That closeness to the exchange's servers only gives HFTs an edge of a couple nanoseconds ― but for firms who measure their trades in microseconds or less, that's a hugely valuable advantage. Up to now, the SEC hasn't stepped in to regulate the practice of co-location.
Another unfair advantage of high-frequency traders is the way they make profits. While there are a number of different kinds of HFTs (including liquidity rebate traders, automated market makers, program traders, and predatory algorithm traders), each with their own profit strategy, the method of choice often either involves making marginally unprofitable trades in order to collect a larger "rebate" from the exchange or legally tricking other large players into buying recently-bought shares at a higher-price.
While many proponents of HFT argue that firms who trade at these volumes add a lot of liquidity to the markets, the fact remains that the liquidity they add isn't healthy ― it's often mispriced because of market information asymmetries that big firms (and smaller, more aggressive firms) can take advantage of.
If you're nervous about the impact high-frequency trading will have on your portfolio, don't be. There are a couple of things you can do to avoid getting bitten by the big program traders.
First, do your homework. Using solid fundamental analysis gives you the advantage of qualitative, not just quantitative, research. And know that on an individual level, the effects of HFTs on your trades are incredibly small. As long as your share price is justified by a strong investment case, you have nothing to worry about.
Another way to avoid HFT manipulation is to take a look at small-caps. High-frequency traders rely on heavily traded blue chips to make their marginal gains. When you invest in smaller stocks that stay under the radar of program traders, you can discount any effects they have on your investments.

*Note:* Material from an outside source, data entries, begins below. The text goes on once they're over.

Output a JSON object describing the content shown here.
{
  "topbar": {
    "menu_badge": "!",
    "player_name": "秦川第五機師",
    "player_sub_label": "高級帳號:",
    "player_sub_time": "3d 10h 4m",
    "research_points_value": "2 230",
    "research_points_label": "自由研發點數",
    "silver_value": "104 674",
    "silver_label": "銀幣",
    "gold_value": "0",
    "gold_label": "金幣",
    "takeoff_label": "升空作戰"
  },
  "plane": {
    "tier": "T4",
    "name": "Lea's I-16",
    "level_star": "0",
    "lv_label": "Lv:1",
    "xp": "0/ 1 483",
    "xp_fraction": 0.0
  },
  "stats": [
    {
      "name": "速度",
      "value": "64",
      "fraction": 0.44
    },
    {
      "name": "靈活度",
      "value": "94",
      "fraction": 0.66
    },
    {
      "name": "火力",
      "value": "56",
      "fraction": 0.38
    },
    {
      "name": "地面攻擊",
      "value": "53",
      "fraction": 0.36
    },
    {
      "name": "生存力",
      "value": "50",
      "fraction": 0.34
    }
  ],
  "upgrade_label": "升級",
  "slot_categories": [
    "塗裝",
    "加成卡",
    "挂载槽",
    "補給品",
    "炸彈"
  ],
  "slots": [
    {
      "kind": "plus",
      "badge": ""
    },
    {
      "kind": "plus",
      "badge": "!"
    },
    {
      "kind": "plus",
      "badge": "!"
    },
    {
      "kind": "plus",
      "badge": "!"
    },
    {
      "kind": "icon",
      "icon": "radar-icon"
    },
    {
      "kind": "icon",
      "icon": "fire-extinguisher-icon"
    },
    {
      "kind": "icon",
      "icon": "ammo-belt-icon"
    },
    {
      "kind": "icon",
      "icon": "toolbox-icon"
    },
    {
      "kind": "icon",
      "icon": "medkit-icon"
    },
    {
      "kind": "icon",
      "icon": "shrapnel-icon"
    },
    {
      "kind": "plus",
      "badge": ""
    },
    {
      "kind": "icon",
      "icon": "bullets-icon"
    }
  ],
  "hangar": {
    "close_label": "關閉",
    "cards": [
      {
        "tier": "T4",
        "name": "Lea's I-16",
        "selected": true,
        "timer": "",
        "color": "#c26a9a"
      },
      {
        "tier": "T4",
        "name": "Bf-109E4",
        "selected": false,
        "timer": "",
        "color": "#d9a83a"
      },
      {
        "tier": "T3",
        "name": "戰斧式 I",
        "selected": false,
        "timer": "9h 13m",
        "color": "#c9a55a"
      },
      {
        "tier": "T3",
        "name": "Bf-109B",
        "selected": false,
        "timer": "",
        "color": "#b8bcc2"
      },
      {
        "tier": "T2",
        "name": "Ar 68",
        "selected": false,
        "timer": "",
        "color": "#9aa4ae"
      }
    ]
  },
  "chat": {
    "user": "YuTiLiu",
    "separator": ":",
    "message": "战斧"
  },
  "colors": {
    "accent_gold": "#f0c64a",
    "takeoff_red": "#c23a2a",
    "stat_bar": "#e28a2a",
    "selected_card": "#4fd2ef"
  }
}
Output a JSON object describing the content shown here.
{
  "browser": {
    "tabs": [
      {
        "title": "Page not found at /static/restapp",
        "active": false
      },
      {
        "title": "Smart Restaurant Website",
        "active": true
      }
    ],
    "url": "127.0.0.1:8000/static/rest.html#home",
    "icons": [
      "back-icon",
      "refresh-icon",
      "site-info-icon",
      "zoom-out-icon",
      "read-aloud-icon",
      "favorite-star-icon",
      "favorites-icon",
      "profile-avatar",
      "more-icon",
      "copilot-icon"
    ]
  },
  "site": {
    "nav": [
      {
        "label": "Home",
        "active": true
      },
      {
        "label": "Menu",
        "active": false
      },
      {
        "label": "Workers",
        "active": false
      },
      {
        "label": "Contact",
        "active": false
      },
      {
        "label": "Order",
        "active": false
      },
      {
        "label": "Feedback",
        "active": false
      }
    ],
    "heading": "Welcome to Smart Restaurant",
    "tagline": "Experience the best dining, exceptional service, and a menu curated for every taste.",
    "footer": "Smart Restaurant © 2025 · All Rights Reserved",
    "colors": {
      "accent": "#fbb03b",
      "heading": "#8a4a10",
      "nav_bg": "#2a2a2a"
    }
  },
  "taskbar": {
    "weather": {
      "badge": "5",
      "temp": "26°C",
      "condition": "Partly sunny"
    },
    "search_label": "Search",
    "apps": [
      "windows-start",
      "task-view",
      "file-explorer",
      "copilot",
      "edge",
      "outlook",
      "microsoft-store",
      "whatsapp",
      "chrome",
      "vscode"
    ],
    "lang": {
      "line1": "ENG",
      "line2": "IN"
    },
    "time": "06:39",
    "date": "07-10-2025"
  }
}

While high-frequency trading continues to get the financial media's attention, it's likely we'll see some more much-needed regulation in the field. Until then, following these tips will keep you one step ahead of the fastest traders on "The Street."